- _Task input_
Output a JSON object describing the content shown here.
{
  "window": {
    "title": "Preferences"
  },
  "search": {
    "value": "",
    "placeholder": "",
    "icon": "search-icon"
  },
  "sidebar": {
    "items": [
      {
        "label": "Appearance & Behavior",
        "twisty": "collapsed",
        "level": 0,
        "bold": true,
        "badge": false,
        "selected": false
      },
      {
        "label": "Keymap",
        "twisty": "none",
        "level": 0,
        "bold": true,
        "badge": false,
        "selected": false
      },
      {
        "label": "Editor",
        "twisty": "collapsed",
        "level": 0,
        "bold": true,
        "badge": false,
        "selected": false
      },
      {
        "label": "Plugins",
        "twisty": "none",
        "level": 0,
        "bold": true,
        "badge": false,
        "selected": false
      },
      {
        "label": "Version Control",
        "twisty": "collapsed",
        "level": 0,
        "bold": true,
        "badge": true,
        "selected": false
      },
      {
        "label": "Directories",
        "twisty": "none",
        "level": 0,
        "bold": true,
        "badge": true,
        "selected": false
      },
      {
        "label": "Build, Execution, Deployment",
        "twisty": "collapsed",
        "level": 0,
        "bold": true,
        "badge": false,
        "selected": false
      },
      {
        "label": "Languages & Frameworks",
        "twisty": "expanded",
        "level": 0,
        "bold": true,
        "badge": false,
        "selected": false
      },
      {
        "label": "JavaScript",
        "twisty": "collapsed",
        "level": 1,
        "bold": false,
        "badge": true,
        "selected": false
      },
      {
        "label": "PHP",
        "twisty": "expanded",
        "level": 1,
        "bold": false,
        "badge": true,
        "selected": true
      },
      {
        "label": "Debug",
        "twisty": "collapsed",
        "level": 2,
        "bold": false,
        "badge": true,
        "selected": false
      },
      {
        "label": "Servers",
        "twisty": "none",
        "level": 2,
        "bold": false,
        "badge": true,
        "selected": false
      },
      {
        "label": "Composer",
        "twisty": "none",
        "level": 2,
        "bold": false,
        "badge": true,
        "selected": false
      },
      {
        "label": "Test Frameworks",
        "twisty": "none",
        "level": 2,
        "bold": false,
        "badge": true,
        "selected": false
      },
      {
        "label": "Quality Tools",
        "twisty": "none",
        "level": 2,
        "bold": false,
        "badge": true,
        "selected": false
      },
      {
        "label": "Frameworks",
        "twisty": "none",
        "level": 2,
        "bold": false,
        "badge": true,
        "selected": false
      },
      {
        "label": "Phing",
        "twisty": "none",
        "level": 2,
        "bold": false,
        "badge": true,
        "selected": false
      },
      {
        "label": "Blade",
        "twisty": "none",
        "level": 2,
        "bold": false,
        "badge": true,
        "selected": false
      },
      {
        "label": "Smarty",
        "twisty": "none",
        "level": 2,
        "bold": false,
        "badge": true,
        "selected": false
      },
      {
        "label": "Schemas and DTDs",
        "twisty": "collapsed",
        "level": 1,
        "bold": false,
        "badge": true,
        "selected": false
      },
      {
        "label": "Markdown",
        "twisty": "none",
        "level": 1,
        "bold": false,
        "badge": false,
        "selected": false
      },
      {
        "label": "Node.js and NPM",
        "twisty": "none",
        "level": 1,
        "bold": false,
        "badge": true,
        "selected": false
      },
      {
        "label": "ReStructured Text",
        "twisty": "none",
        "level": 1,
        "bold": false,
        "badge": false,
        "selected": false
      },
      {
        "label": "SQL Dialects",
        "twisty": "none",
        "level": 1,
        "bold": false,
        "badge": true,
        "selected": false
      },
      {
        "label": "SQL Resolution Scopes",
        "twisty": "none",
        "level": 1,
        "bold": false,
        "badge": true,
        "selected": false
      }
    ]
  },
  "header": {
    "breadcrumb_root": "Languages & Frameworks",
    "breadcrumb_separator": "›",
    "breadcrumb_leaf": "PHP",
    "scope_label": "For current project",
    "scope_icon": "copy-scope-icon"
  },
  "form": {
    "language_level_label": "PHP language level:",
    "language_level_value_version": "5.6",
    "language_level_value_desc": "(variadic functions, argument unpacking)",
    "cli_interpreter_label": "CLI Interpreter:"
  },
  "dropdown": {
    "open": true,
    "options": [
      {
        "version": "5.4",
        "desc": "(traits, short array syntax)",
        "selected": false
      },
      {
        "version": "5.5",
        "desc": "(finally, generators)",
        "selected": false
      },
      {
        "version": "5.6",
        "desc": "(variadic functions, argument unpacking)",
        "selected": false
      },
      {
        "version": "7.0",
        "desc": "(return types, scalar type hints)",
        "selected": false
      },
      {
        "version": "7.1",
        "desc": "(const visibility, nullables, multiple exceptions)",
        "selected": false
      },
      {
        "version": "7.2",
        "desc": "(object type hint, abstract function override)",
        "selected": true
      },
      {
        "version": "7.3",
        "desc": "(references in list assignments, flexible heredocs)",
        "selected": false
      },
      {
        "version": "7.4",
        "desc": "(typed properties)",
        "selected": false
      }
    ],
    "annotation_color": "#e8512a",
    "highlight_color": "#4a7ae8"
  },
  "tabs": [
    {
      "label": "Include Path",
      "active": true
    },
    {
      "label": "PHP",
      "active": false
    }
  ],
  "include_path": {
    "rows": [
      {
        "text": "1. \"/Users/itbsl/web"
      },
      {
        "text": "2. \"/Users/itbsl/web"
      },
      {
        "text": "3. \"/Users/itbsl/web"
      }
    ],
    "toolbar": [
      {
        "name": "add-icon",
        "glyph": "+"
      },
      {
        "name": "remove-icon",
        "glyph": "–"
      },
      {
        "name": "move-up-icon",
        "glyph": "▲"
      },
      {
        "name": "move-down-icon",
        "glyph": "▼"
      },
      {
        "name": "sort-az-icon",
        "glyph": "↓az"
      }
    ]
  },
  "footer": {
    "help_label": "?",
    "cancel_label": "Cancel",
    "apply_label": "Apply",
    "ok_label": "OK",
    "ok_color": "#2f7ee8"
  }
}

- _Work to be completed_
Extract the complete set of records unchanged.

- _Solution below_
Output a JSON object describing the content shown here.
{
  "window": {
    "title": "Preferences"
  },
  "search": {
    "value": "",
    "placeholder": "",
    "icon": "search-icon"
  },
  "sidebar": {
    "items": [
      {
        "label": "Appearance & Behavior",
        "twisty": "collapsed",
        "level": 0,
        "bold": true,
        "badge": false,
        "selected": false
      },
      {
        "label": "Keymap",
        "twisty": "none",
        "level": 0,
        "bold": true,
        "badge": false,
        "selected": false
      },
      {
        "label": "Editor",
        "twisty": "collapsed",
        "level": 0,
        "bold": true,
        "badge": false,
        "selected": false
      },
      {
        "label": "Plugins",
        "twisty": "none",
        "level": 0,
        "bold": true,
        "badge": false,
        "selected": false
      },
      {
        "label": "Version Control",
        "twisty": "collapsed",
        "level": 0,
        "bold": true,
        "badge": true,
        "selected": false
      },
      {
        "label": "Directories",
        "twisty": "none",
        "level": 0,
        "bold": true,
        "badge": true,
        "selected": false
      },
      {
        "label": "Build, Execution, Deployment",
        "twisty": "collapsed",
        "level": 0,
        "bold": true,
        "badge": false,
        "selected": false
      },
      {
        "label": "Languages & Frameworks",
        "twisty": "expanded",
        "level": 0,
        "bold": true,
        "badge": false,
        "selected": false
      },
      {
        "label": "JavaScript",
        "twisty": "collapsed",
        "level": 1,
        "bold": false,
        "badge": true,
        "selected": false
      },
      {
        "label": "PHP",
        "twisty": "expanded",
        "level": 1,
        "bold": false,
        "badge": true,
        "selected": true
      },
      {
        "label": "Debug",
        "twisty": "collapsed",
        "level": 2,
        "bold": false,
        "badge": true,
        "selected": false
      },
      {
        "label": "Servers",
        "twisty": "none",
        "level": 2,
        "bold": false,
        "badge": true,
        "selected": false
      },
      {
        "label": "Composer",
        "twisty": "none",
        "level": 2,
        "bold": false,
        "badge": true,
        "selected": false
      },
      {
        "label": "Test Frameworks",
        "twisty": "none",
        "level": 2,
        "bold": false,
        "badge": true,
        "selected": false
      },
      {
        "label": "Quality Tools",
        "twisty": "none",
        "level": 2,
        "bold": false,
        "badge": true,
        "selected": false
      },
      {
        "label": "Frameworks",
        "twisty": "none",
        "level": 2,
        "bold": false,
        "badge": true,
        "selected": false
      },
      {
        "label": "Phing",
        "twisty": "none",
        "level": 2,
        "bold": false,
        "badge": true,
        "selected": false
      },
      {
        "label": "Blade",
        "twisty": "none",
        "level": 2,
        "bold": false,
        "badge": true,
        "selected": false
      },
      {
        "label": "Smarty",
        "twisty": "none",
        "level": 2,
        "bold": false,
        "badge": true,
        "selected": false
      },
      {
        "label": "Schemas and DTDs",
        "twisty": "collapsed",
        "level": 1,
        "bold": false,
        "badge": true,
        "selected": false
      },
      {
        "label": "Markdown",
        "twisty": "none",
        "level": 1,
        "bold": false,
        "badge": false,
        "selected": false
      },
      {
        "label": "Node.js and NPM",
        "twisty": "none",
        "level": 1,
        "bold": false,
        "badge": true,
        "selected": false
      },
      {
        "label": "ReStructured Text",
        "twisty": "none",
        "level": 1,
        "bold": false,
        "badge": false,
        "selected": false
      },
      {
        "label": "SQL Dialects",
        "twisty": "none",
        "level": 1,
        "bold": false,
        "badge": true,
        "selected": false
      },
      {
        "label": "SQL Resolution Scopes",
        "twisty": "none",
        "level": 1,
        "bold": false,
        "badge": true,
        "selected": false
      }
    ]
  },
  "header": {
    "breadcrumb_root": "Languages & Frameworks",
    "breadcrumb_separator": "›",
    "breadcrumb_leaf": "PHP",
    "scope_label": "For current project",
    "scope_icon": "copy-scope-icon"
  },
  "form": {
    "language_level_label": "PHP language level:",
    "language_level_value_version": "5.6",
    "language_level_value_desc": "(variadic functions, argument unpacking)",
    "cli_interpreter_label": "CLI Interpreter:"
  },
  "dropdown": {
    "open": true,
    "options": [
      {
        "version": "5.4",
        "desc": "(traits, short array syntax)",
        "selected": false
      },
      {
        "version": "5.5",
        "desc": "(finally, generators)",
        "selected": false
      },
      {
        "version": "5.6",
        "desc": "(variadic functions, argument unpacking)",
        "selected": false
      },
      {
        "version": "7.0",
        "desc": "(return types, scalar type hints)",
        "selected": false
      },
      {
        "version": "7.1",
        "desc": "(const visibility, nullables, multiple exceptions)",
        "selected": false
      },
      {
        "version": "7.2",
        "desc": "(object type hint, abstract function override)",
        "selected": true
      },
      {
        "version": "7.3",
        "desc": "(references in list assignments, flexible heredocs)",
        "selected": false
      },
      {
        "version": "7.4",
        "desc": "(typed properties)",
        "selected": false
      }
    ],
    "annotation_color": "#e8512a",
    "highlight_color": "#4a7ae8"
  },
  "tabs": [
    {
      "label": "Include Path",
      "active": true
    },
    {
      "label": "PHP",
      "active": false
    }
  ],
  "include_path": {
    "rows": [
      {
        "text": "1. \"/Users/itbsl/web"
      },
      {
        "text": "2. \"/Users/itbsl/web"
      },
      {
        "text": "3. \"/Users/itbsl/web"
      }
    ],
    "toolbar": [
      {
        "name": "add-icon",
        "glyph": "+"
      },
      {
        "name": "remove-icon",
        "glyph": "–"
      },
      {
        "name": "move-up-icon",
        "glyph": "▲"
      },
      {
        "name": "move-down-icon",
        "glyph": "▼"
      },
      {
        "name": "sort-az-icon",
        "glyph": "↓az"
      }
    ]
  },
  "footer": {
    "help_label": "?",
    "cancel_label": "Cancel",
    "apply_label": "Apply",
    "ok_label": "OK",
    "ok_color": "#2f7ee8"
  }
}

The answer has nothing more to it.